The comment section of Coding Engineer, an account dedicated to highlighting awareness and individuals in coding culture, is full of shocked users spouting their disbelief and disgust over a picture of Lyndsey.

The page posted a photo of her on the runway with a caption of the five computer languages she’s proficient in.

I mean, who would believe in brains and beauty? Absolutely unheard of, right?

Lyndsey’s coding days started back in college, in order to financially support her acting career. Nowadays, not only is she known for her advancement in the world of modeling, such as being the first Black model to sign a runway contract with Calvin Klein, but she has developed her coding profession to raise her career above and beyond one sector.

The comment section was so disproving that Lyndsey jumped in herself in order to quell any rising doubts, replying:

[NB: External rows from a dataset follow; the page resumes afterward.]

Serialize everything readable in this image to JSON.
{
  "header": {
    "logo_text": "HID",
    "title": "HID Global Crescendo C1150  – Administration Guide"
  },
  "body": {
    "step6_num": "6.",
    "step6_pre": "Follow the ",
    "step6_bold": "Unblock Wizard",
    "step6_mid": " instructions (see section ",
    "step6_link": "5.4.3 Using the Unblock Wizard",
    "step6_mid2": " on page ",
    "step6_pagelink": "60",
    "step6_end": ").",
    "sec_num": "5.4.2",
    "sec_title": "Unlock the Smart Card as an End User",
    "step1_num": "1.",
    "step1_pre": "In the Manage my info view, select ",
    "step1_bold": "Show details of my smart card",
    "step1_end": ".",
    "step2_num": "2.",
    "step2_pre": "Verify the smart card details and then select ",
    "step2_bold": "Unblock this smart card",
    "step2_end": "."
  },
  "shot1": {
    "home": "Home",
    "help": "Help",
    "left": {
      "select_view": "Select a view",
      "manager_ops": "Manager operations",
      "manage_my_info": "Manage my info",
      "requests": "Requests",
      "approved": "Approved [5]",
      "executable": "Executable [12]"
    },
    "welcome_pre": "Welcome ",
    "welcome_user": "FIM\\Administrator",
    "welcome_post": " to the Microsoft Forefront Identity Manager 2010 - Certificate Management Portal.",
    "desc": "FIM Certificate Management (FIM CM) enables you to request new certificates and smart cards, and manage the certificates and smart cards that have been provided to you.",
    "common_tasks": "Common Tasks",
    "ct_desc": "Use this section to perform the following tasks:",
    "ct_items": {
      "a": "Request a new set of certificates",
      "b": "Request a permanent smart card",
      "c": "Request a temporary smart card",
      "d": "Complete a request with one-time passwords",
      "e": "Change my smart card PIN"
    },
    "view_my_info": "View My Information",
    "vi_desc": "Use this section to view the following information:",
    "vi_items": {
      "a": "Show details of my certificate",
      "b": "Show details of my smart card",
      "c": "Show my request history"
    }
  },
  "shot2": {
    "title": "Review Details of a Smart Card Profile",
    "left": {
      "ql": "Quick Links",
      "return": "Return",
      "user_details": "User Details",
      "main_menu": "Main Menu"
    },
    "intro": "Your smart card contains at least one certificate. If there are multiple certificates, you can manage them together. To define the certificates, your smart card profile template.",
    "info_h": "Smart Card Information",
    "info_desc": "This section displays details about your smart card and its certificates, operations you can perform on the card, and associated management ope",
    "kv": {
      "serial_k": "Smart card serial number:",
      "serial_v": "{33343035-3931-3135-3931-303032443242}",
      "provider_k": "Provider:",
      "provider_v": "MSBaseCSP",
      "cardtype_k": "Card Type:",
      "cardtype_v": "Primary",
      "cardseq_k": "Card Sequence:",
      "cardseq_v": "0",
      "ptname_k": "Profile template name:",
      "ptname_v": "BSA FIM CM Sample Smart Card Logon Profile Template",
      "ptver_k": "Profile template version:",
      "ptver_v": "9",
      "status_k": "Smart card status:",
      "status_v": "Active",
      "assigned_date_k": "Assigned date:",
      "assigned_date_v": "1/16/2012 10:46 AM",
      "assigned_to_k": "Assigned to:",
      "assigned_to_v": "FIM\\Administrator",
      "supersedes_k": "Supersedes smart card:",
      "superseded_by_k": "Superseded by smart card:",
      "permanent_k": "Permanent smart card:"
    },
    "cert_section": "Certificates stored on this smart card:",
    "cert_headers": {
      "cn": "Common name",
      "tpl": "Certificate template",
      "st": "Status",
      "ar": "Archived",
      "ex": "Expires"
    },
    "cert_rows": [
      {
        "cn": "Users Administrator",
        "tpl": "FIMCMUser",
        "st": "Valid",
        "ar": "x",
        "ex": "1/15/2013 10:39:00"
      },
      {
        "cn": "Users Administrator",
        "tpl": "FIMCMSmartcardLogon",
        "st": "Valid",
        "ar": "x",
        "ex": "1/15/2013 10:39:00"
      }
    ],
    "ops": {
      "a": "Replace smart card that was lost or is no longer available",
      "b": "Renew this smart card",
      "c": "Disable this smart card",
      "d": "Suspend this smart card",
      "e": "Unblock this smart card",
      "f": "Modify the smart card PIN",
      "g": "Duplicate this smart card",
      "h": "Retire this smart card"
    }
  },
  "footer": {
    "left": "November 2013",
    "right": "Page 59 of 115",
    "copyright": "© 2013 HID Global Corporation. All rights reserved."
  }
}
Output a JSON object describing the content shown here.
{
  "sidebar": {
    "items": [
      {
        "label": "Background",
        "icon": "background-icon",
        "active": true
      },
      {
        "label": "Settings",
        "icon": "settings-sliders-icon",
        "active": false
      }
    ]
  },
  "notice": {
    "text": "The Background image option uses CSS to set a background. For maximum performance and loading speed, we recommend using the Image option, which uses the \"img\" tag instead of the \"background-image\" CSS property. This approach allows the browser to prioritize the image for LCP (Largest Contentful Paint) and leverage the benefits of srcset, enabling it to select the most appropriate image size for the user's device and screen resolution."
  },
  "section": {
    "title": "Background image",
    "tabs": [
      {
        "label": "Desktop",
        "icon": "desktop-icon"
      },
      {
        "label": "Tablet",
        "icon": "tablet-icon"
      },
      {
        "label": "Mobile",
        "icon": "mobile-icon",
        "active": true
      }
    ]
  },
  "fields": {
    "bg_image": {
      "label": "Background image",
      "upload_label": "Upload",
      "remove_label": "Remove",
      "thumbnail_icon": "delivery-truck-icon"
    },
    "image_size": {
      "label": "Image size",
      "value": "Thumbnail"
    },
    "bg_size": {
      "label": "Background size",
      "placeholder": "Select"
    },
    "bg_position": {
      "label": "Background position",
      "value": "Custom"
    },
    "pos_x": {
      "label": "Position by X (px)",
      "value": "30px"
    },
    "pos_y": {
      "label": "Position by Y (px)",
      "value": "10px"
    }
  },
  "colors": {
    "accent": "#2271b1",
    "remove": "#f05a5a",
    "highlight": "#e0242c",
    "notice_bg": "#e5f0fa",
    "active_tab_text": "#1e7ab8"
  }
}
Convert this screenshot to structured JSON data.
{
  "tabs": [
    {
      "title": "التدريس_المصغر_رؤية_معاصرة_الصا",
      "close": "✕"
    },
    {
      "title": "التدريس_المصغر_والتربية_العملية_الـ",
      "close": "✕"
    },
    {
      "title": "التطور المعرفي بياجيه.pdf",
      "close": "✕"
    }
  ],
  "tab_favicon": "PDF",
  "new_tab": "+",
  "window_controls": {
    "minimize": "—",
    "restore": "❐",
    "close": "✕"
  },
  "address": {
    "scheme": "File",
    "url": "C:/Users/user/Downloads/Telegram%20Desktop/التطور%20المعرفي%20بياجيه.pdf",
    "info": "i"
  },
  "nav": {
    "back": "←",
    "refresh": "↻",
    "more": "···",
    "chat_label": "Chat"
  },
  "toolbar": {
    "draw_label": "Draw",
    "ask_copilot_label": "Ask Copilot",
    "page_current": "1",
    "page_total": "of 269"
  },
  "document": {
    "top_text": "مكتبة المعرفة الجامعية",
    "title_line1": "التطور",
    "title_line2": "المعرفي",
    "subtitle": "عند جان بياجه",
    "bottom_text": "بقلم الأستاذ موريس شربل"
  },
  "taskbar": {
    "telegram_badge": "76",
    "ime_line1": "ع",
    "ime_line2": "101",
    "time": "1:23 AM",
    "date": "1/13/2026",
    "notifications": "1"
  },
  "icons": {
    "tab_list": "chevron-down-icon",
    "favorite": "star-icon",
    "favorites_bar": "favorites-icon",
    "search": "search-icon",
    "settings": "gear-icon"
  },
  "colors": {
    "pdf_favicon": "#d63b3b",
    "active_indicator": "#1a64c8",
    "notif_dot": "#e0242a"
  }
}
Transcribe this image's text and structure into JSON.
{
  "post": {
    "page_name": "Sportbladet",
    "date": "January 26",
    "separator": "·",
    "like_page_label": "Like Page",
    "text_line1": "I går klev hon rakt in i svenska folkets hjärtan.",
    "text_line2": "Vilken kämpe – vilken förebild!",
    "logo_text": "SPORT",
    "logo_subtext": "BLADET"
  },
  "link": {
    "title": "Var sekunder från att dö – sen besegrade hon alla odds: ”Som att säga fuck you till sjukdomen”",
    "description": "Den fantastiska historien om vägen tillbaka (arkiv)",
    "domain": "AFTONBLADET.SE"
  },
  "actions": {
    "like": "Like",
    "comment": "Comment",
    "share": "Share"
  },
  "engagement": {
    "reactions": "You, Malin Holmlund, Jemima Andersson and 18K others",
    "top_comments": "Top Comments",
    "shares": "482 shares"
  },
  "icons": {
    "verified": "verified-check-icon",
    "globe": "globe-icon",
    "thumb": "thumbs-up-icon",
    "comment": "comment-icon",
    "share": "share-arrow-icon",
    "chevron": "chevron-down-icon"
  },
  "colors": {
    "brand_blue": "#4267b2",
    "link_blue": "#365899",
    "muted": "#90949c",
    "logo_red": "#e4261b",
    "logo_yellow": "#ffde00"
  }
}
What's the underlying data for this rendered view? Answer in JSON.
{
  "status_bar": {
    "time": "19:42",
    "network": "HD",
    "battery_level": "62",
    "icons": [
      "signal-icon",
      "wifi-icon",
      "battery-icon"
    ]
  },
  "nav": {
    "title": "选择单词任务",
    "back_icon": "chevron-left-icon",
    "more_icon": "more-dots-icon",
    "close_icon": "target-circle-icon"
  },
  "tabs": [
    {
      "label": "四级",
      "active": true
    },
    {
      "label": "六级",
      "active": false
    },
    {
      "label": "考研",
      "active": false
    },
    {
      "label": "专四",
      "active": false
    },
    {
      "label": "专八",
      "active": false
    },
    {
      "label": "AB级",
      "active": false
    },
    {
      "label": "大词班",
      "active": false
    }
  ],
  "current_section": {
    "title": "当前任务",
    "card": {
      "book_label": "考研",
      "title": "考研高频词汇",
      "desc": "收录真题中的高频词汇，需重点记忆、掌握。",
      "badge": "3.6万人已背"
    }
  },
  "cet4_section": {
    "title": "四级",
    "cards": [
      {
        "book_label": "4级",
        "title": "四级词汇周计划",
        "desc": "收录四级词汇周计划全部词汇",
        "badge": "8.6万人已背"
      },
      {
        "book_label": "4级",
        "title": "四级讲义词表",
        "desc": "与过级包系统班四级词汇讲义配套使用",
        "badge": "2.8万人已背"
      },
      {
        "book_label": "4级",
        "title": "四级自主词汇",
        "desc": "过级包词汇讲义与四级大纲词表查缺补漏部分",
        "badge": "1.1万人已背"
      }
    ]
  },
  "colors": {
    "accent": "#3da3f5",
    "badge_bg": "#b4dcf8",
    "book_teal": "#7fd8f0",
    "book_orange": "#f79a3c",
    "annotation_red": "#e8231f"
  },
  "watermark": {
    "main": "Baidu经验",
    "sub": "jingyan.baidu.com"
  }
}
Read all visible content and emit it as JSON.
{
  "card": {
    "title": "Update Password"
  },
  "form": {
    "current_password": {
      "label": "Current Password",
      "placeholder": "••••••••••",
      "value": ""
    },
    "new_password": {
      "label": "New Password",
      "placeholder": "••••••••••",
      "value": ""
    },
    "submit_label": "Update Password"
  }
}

“I have 27481 points on StackOverflow; I’m on the iOS tutorial team for; I’m the Lead iOS software engineer for @RallyBound, the 841st fastest growing company in the US according to @incmagazine, I have a Bachelor’s degree from Amherst where I double majored in computer science and theater, and I’m able to live my life doing everything I love. Looking at these comments I wonder why 41% of women in technical careers drop out because of a hostile work environment 🤔 #gofigure.”

Of course, that explains the global statistic of 51% of women that leave STEM jobs for other career opportunities.

The internet has been a-bustle with a flood of support and encouragement towards Lyndsey and the bigger cause that she’d brought back into the spotlight: Men don’t like to take women in male-dominated positions seriously.

Tell ’em, Lyndsey.

Now, while I thoroughly respect Lyndsey, females in tech innovation, and the rise of women in STEM, I just have to ask… What is with that outfit, though?